◆ **EXERCISE REQUIREMENTS**: Work out how many lines in the material beneath contain "USDT". Give only that number.

◆ **DATA RECORDS**:
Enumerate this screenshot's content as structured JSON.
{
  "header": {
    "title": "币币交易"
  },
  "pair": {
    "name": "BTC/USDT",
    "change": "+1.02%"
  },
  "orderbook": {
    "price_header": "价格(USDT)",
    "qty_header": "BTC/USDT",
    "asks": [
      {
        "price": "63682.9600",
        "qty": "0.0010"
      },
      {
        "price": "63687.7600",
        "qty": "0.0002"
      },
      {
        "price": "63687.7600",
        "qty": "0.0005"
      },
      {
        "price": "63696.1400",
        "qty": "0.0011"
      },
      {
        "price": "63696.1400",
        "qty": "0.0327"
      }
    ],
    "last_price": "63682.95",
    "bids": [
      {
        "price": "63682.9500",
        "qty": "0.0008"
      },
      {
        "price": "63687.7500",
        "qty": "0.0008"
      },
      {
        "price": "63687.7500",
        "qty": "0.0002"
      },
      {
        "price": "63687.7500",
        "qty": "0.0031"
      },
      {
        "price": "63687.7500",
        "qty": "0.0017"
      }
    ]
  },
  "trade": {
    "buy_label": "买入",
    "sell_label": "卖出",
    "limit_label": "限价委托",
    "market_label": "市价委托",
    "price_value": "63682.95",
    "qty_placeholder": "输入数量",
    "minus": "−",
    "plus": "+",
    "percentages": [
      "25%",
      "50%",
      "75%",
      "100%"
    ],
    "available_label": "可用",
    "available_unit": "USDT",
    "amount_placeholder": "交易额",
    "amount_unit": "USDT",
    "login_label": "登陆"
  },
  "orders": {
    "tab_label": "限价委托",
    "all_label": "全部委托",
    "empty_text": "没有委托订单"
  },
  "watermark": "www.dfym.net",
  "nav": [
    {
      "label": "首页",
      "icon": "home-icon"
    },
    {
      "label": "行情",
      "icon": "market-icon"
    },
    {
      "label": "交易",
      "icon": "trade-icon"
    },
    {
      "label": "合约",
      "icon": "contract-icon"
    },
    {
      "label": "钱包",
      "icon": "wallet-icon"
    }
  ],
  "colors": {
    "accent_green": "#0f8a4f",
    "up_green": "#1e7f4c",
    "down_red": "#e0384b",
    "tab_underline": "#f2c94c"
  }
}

◆ **OUTPUT**: 5